- Caucci, L., Myers, K. J., & Barrett, H. H. (2016). Radiance and photon noise: imaging in geometrical optics, physical optics, quantum optics and radiology. Optical engineering (Redondo Beach, Calif.), 55(1).More infoThe statistics of detector outputs produced by an imaging system are derived from basic radiometric concepts and definitions. We show that a fundamental way of describing a photon-limited imaging system is in terms of a Poisson random process in spatial, angular, and wavelength variables. We begin the paper by recalling the concept of radiance in geometrical optics, radiology, physical optics, and quantum optics. The propagation and conservation laws for radiance in each of these domains are reviewed. Building upon these concepts, we distinguish four categories of imaging detectors that all respond in some way to the incident radiance, including the new category of photon-processing detectors (capable of measuring radiance on a photon-by-photon basis). This allows us to rigorously show how the concept of radiance is related to the statistical properties of detector outputs and to the information content of a single detected photon. A Monte-Carlo technique, which is derived from the Boltzmann transport equation, is presented as a way to estimate probability density functions to be used in reconstruction from photon-processing data.

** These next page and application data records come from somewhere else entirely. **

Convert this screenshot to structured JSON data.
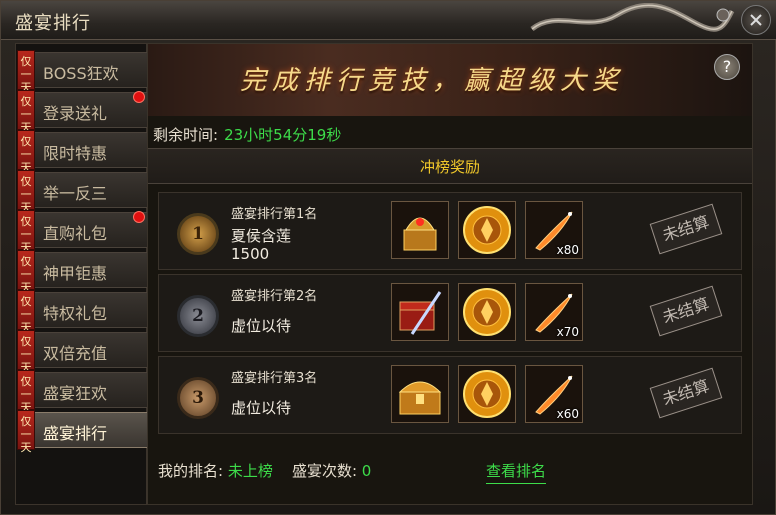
{
  "window": {
    "title": "盛宴排行"
  },
  "sidebar": {
    "items": [
      {
        "tag": "仅一天",
        "label": "BOSS狂欢",
        "dot": false,
        "active": false
      },
      {
        "tag": "仅一天",
        "label": "登录送礼",
        "dot": true,
        "active": false
      },
      {
        "tag": "仅一天",
        "label": "限时特惠",
        "dot": false,
        "active": false
      },
      {
        "tag": "仅一天",
        "label": "举一反三",
        "dot": false,
        "active": false
      },
      {
        "tag": "仅一天",
        "label": "直购礼包",
        "dot": true,
        "active": false
      },
      {
        "tag": "仅一天",
        "label": "神甲钜惠",
        "dot": false,
        "active": false
      },
      {
        "tag": "仅一天",
        "label": "特权礼包",
        "dot": false,
        "active": false
      },
      {
        "tag": "仅一天",
        "label": "双倍充值",
        "dot": false,
        "active": false
      },
      {
        "tag": "仅一天",
        "label": "盛宴狂欢",
        "dot": false,
        "active": false
      },
      {
        "tag": "仅一天",
        "label": "盛宴排行",
        "dot": false,
        "active": true
      }
    ]
  },
  "banner": {
    "text": "完成排行竞技，赢超级大奖",
    "help": "?"
  },
  "timer": {
    "label": "剩余时间:",
    "value": "23小时54分19秒"
  },
  "section": {
    "title": "冲榜奖励"
  },
  "ranks": [
    {
      "medal": "1",
      "title": "盛宴排行第1名",
      "name": "夏侯含莲",
      "value": "1500",
      "rewards": [
        {
          "icon": "golden-helmet-chest-icon",
          "count": ""
        },
        {
          "icon": "gold-coin-emblem-icon",
          "count": ""
        },
        {
          "icon": "fire-feather-icon",
          "count": "x80"
        }
      ],
      "status": "未结算"
    },
    {
      "medal": "2",
      "title": "盛宴排行第2名",
      "name": "虚位以待",
      "value": "",
      "rewards": [
        {
          "icon": "red-sword-chest-icon",
          "count": ""
        },
        {
          "icon": "gold-coin-emblem-icon",
          "count": ""
        },
        {
          "icon": "fire-feather-icon",
          "count": "x70"
        }
      ],
      "status": "未结算"
    },
    {
      "medal": "3",
      "title": "盛宴排行第3名",
      "name": "虚位以待",
      "value": "",
      "rewards": [
        {
          "icon": "golden-treasure-chest-icon",
          "count": ""
        },
        {
          "icon": "gold-coin-emblem-icon",
          "count": ""
        },
        {
          "icon": "fire-feather-icon",
          "count": "x60"
        }
      ],
      "status": "未结算"
    }
  ],
  "footer": {
    "my_rank_label": "我的排名:",
    "my_rank_value": "未上榜",
    "count_label": "盛宴次数:",
    "count_value": "0",
    "view_link": "查看排名"
  },
  "colors": {
    "accent_green": "#3ddc4a",
    "accent_gold": "#f0c82a",
    "tag_red": "#b8281c",
    "notify_red": "#e01010"
  }
}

- Clarkson, E., & Barrett, H. H. (2016). Characteristic functionals in imaging and image-quality assessment: tutorial. Journal of the Optical Society of America. A, Optics, image science, and vision, 33(8), 1464-75.More infoCharacteristic functionals are one of the main analytical tools used to quantify the statistical properties of random fields and generalized random fields. The viewpoint taken here is that a random field is the correct model for the ensemble of objects being imaged by a given imaging system. In modern digital imaging systems, random fields are not used to model the reconstructed images themselves since these are necessarily finite dimensional. After a brief introduction to the general theory of characteristic functionals, many examples relevant to imaging applications are presented. The propagation of characteristic functionals through both a binned and list-mode imaging system is also discussed. Methods for using characteristic functionals and image data to estimate population parameters and classify populations of objects are given. These methods are based on maximum likelihood and maximum a posteriori techniques in spaces generated by sampling the relevant characteristic functionals through the imaging operator. It is also shown how to calculate a Fisher information matrix in this space. These estimators and classifiers, and the Fisher information matrix, can then be used for image quality assessment of imaging systems.
- Barrett, H. H., Caucci, L., & Ding, Y. (2017). Charged-particle emission tomography. Medical Physics.